* [Aim of the exercise]
In this exercise, copy exactly the lines from the one that contains "Parse this screenshot: output" through the end of the entries below; pictures are not copied.

* [Source material]

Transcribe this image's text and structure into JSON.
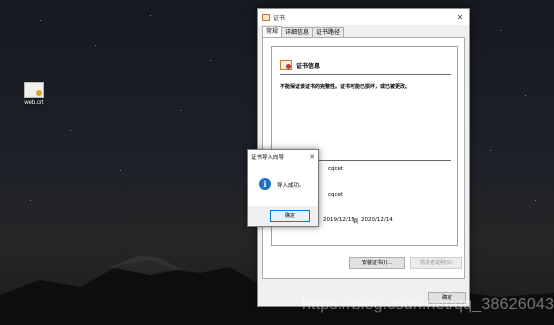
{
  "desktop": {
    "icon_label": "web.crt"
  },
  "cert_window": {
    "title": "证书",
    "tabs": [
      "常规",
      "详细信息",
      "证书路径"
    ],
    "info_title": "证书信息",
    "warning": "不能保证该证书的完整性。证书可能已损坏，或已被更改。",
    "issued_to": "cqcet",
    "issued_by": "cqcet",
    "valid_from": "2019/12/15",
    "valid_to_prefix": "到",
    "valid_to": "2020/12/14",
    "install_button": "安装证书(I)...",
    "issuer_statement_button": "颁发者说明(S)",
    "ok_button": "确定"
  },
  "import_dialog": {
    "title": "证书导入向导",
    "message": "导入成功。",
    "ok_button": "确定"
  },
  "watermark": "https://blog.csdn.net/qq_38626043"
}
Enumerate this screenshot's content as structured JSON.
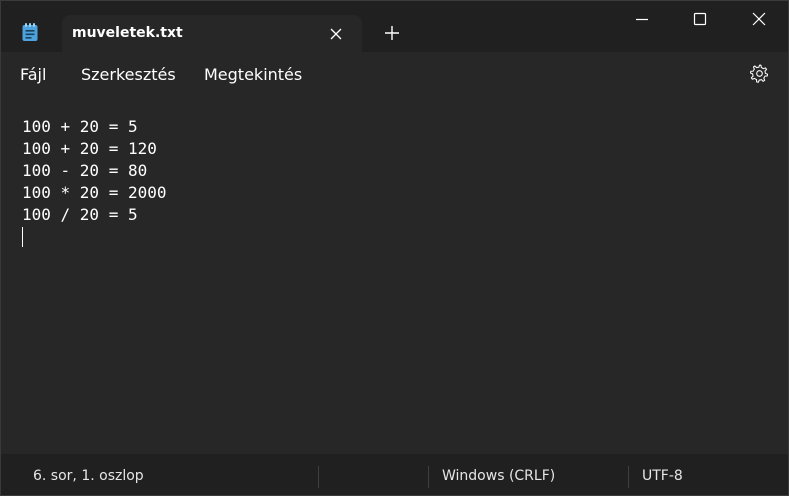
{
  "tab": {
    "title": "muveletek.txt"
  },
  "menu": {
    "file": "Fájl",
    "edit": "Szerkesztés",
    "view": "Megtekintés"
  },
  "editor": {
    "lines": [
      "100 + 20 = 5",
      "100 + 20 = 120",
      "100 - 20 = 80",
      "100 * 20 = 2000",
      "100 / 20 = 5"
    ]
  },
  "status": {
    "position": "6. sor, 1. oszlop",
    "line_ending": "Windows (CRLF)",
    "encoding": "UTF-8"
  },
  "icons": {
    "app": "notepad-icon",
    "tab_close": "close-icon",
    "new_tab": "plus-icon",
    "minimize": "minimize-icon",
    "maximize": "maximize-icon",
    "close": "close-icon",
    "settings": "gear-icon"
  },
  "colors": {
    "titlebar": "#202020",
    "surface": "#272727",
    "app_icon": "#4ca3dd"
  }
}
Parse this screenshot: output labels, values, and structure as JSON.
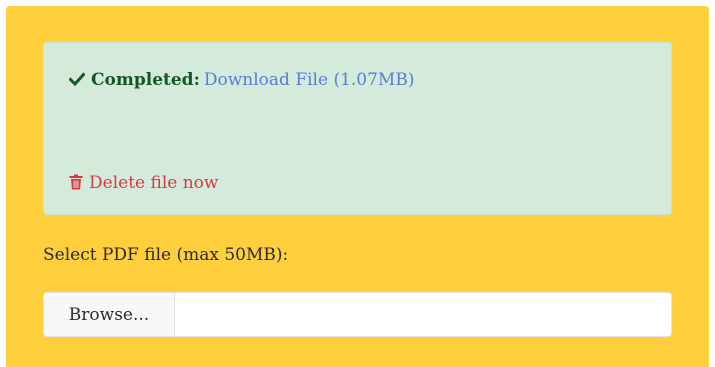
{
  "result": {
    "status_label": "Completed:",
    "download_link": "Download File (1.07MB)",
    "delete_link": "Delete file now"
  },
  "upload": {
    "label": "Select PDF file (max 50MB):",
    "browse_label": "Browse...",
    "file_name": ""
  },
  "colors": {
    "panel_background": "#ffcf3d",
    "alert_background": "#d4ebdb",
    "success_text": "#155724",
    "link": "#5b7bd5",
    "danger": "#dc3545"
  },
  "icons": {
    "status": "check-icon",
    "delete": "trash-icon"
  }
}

* [Your solution]
Parse this screenshot: output labels, values, and structure as JSON.
{
  "result": {
    "status_label": "Completed:",
    "download_link": "Download File (1.07MB)",
    "delete_link": "Delete file now"
  },
  "upload": {
    "label": "Select PDF file (max 50MB):",
    "browse_label": "Browse...",
    "file_name": ""
  },
  "colors": {
    "panel_background": "#ffcf3d",
    "alert_background": "#d4ebdb",
    "success_text": "#155724",
    "link": "#5b7bd5",
    "danger": "#dc3545"
  },
  "icons": {
    "status": "check-icon",
    "delete": "trash-icon"
  }
}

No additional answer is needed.